This is Yahoo's edge. Its DNA is in online media. Yahoo's been in the online
media space longer than anyone else. Successfully monetizing Yahoo's various
media properties' traffic in a rapidly evolving online ad market requires
discipline and creativity. Based on Yahoo's recent Q4
financial results, and those of previous quarters, it appears that Yahoo
has both. Continuing this earnings momentum will be key to providing the
company with the breathing room to experiment in emerging areas.
I believe that when it comes to figuring out how to sell advertising in
the fast-growing world of IP- based video, Yahoo's deep online media expertise
will be a big advantage. While others who come from TV backgrounds puzzle
over untested ideas for delivering advertiser value in an on-demand world,
Yahoo is learning daily what works and what doesn't.
A perfect example is the video advertising that Yahoo runs before The Apprentice
videos in Yahoo TV. Big brand advertisers like Intel, Staples and Nescafe
have bought these spots. I think they're just the tip of the iceberg for
how advertising in a broadband world will work.
Yahoo Knows Content and Navigation
Finally, if you haven't checked out The
Apprentice mini-site within Yahoo TV, it's well worth the visit. Yahoo
did a deal directly
with Mark Burnett Productions (hey, where's NBC?) to build The Apprentice's
companion web site, while splitting the ad revenues. The site is extremely
appealing and highlights exclusive video not seen on TV.
With the recent addition of Lloyd
Braun, an ex- ABC exec, and the opening of a big
Santa Monica office, Yahoo will be tempted to pursue expensive, Hollywood-style
programming projects. I think they'd be smarter to focus on doing more
Burnett-type deals. Yahoo brings reach and web expertise to any program
producer wishing to extend their brands online.
Further, these deals offer a window into some of the exciting potential Yahoo has in broadband video.
Look how Yahoo offers "Apprentice Video via RSS". (Side note - if you're
not familiar with RSS, click
here to learn more). If you are familiar with RSS, then you know that
droves of internet users are adopting RSS "readers" to organize the mounds
of information that interests them on the net.
The same scenario will unfold for online video, when there's a plethora
of it floating around the net. Consumers who have deep attachments to their
favorite programs will personalize their RSS readers to pull in all the video
available on the net that they would love to see, but aren't going to take
the time to repeatedly find (think TiVo "Season Pass" on steroids). Yahoo
is now promoting its own RSS reader as a feature in "My Yahoo". Coupled with
Yahoo's video search, Yahoo is in a prime position to become the de facto
personalized video aggregator of the web.
Going a step further, when tens of millions of people have video pulled
into their My Yahoo start pages, Yahoo is in a position to offer them all
a collaborative filtering feature (e.g. "if you enjoy subscribing to The
Apprentice video feeds, you may also enjoy subscribing to The Contender video
feeds"). The result is a broadband video cross- promotional powerhouse.
The next step is to enable easy synching of all of this personalized video
to portable video players.
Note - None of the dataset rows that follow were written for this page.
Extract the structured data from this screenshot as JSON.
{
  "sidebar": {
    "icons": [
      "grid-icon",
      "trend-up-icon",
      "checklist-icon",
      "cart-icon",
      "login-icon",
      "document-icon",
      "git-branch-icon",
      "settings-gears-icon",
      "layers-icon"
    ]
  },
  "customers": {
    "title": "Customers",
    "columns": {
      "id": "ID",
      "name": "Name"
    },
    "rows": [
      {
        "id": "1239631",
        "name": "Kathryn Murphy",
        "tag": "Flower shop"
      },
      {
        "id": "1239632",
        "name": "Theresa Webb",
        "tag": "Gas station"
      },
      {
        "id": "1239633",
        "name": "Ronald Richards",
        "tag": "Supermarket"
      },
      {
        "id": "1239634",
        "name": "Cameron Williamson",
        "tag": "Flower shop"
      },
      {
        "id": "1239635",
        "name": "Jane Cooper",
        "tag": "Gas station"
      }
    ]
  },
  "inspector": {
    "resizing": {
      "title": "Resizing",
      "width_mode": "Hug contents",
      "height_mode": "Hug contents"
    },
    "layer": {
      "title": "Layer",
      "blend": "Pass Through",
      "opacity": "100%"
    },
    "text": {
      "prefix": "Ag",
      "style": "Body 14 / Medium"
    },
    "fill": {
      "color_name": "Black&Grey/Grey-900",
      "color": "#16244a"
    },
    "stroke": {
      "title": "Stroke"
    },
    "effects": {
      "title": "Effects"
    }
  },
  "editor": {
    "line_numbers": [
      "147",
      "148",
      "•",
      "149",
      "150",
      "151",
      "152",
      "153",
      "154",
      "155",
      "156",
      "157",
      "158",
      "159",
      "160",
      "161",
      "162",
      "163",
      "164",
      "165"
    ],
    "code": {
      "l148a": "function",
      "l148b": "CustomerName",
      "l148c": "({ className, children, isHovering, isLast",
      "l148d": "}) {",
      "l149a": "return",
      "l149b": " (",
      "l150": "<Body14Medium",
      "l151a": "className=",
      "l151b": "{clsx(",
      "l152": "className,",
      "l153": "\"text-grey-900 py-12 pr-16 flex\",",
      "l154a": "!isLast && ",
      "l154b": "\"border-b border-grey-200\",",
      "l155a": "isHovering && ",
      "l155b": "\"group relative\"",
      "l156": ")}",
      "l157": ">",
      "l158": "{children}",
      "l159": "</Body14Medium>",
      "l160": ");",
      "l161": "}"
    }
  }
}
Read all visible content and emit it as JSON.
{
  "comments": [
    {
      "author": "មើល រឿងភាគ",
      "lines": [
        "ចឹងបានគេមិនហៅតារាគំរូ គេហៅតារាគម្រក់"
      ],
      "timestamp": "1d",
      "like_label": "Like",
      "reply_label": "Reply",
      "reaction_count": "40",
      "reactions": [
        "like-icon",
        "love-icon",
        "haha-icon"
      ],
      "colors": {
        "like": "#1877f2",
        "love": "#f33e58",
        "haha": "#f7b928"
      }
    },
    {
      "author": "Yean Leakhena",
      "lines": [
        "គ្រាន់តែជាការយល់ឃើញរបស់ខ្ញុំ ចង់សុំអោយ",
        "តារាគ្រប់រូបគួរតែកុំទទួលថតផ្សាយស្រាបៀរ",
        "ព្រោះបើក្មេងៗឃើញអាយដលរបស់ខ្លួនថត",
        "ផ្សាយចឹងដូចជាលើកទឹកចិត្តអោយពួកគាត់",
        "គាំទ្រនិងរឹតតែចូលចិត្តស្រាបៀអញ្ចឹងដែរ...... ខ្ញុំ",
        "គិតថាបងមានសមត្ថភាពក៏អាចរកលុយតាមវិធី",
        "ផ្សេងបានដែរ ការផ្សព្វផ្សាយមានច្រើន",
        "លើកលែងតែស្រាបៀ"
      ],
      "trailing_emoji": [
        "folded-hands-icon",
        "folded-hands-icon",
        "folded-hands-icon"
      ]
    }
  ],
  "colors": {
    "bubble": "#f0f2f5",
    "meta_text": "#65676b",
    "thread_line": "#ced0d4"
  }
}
These "video iPods" are just starting to hit the
market, but they are useless without valuable content. When "My Yahoo" video
feeds can be seamlessly transferred from the PC to the portable, then voila,
these portable players have a much stronger value proposition.
It's a pretty daunting vision with lots of moving parts. But all the pieces
are there. If it does all come together, the ripple effects that will be
felt across the advertising, television, cable and broadband industries will
(Disclaimers:My predictions are worth what you've paid for them, I don't own any Yahoo stock, and I don't have any privileged information.)